Copy every line of the data in which the word "JSON" occurs.

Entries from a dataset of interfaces
..........

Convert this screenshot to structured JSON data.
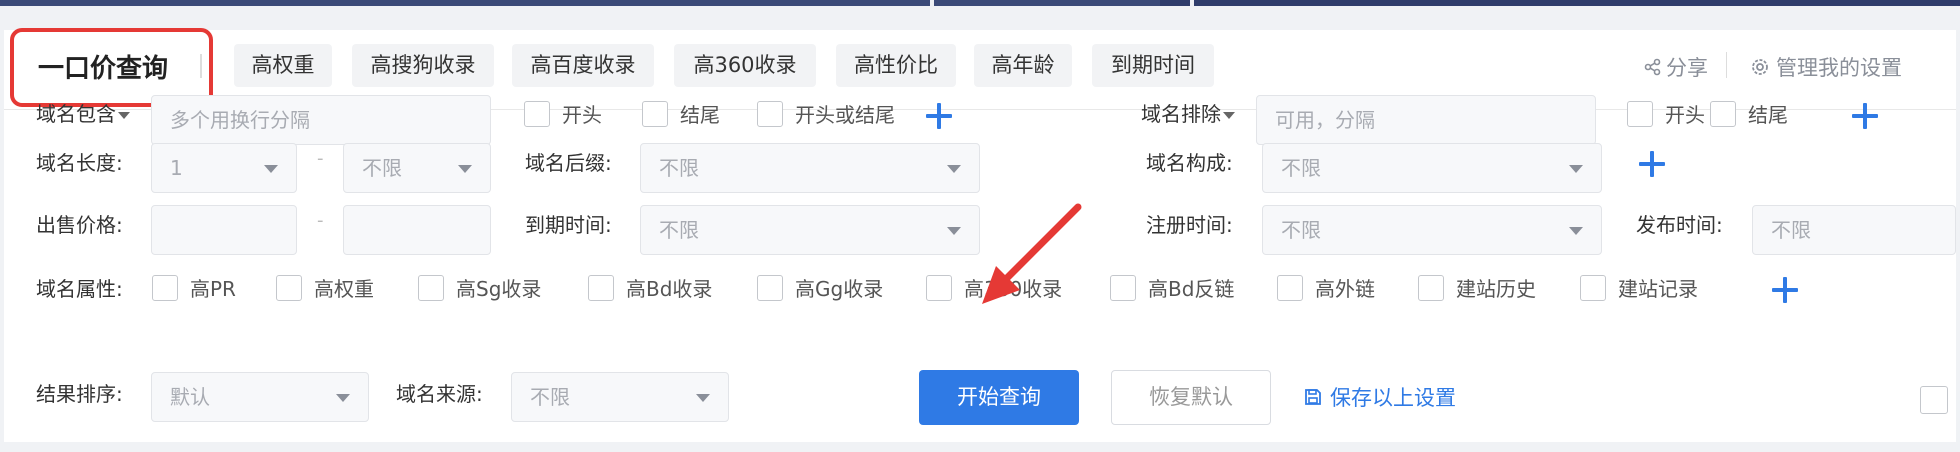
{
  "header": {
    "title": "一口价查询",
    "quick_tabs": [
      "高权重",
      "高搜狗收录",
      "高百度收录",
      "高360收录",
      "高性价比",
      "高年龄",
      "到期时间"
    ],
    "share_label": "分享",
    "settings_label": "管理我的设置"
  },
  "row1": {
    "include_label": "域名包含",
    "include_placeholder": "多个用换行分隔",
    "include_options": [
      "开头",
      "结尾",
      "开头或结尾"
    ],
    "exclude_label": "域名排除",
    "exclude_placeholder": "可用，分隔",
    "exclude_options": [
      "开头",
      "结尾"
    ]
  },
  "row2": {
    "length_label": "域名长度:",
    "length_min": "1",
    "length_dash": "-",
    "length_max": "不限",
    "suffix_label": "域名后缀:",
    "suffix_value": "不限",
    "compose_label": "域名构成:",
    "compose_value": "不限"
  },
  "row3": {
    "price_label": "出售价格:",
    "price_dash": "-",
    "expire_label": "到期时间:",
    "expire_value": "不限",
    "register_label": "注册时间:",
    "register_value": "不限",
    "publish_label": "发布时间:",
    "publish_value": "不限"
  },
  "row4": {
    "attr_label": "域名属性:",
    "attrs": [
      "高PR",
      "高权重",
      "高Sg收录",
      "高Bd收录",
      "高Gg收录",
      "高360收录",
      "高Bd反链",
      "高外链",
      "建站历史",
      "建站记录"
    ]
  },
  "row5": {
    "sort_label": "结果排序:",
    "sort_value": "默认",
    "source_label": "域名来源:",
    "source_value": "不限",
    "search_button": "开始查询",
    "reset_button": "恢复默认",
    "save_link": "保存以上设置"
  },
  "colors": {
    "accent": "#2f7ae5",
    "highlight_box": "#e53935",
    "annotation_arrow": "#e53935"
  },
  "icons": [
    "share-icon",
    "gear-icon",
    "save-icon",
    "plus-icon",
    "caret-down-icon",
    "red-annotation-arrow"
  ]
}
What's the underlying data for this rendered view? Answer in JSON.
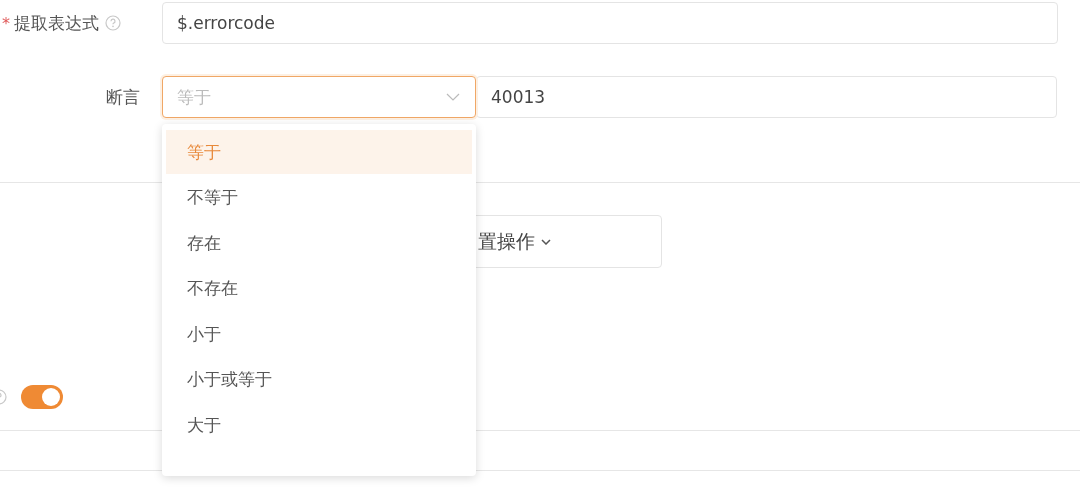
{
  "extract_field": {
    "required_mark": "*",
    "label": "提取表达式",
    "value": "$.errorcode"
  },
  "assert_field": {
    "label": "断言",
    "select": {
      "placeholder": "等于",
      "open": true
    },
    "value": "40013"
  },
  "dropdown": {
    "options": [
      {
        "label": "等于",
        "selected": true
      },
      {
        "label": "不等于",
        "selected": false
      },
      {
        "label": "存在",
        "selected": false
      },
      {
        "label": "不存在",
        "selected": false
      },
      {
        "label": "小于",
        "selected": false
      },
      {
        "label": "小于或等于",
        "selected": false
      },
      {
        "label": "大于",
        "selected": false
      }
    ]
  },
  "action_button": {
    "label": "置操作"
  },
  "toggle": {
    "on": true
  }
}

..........

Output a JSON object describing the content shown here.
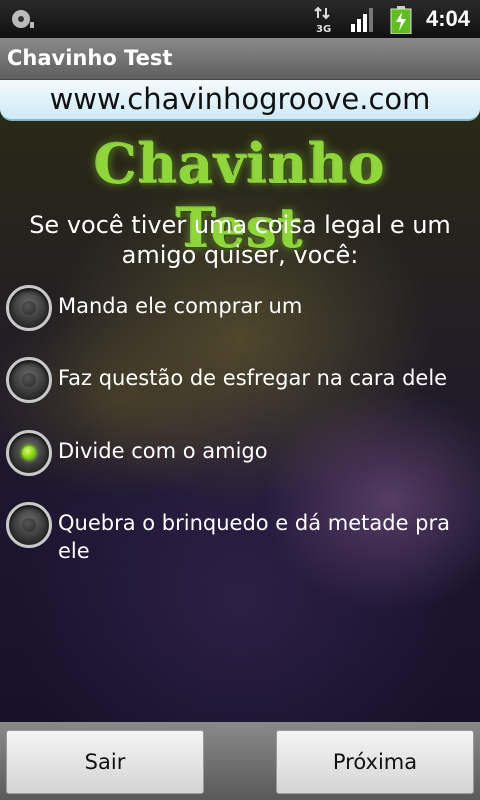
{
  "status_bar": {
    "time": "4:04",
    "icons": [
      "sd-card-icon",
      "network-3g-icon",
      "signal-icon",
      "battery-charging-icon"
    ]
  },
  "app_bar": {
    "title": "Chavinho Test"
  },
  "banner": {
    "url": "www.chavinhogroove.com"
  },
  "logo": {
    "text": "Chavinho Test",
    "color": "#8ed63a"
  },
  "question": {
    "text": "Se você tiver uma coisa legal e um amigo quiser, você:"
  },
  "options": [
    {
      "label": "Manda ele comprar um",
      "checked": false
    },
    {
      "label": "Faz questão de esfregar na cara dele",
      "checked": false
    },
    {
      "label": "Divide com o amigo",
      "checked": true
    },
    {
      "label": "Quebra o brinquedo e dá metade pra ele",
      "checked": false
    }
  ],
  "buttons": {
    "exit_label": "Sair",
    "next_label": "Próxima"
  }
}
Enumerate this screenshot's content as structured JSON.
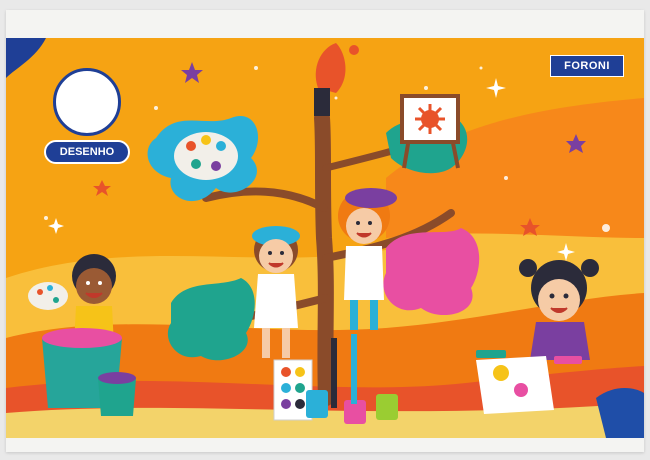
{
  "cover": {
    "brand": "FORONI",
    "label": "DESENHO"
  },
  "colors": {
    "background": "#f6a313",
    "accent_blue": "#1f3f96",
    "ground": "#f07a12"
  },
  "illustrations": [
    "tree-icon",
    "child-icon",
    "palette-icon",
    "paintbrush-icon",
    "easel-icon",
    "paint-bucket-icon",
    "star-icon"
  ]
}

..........

» RESPONSE BOX:
Convert this screenshot to structured JSON data.
What's the underlying data for this rendered view? Answer in JSON.
Output a JSON object describing the content shown here.
Enumerate this screenshot's content as structured JSON.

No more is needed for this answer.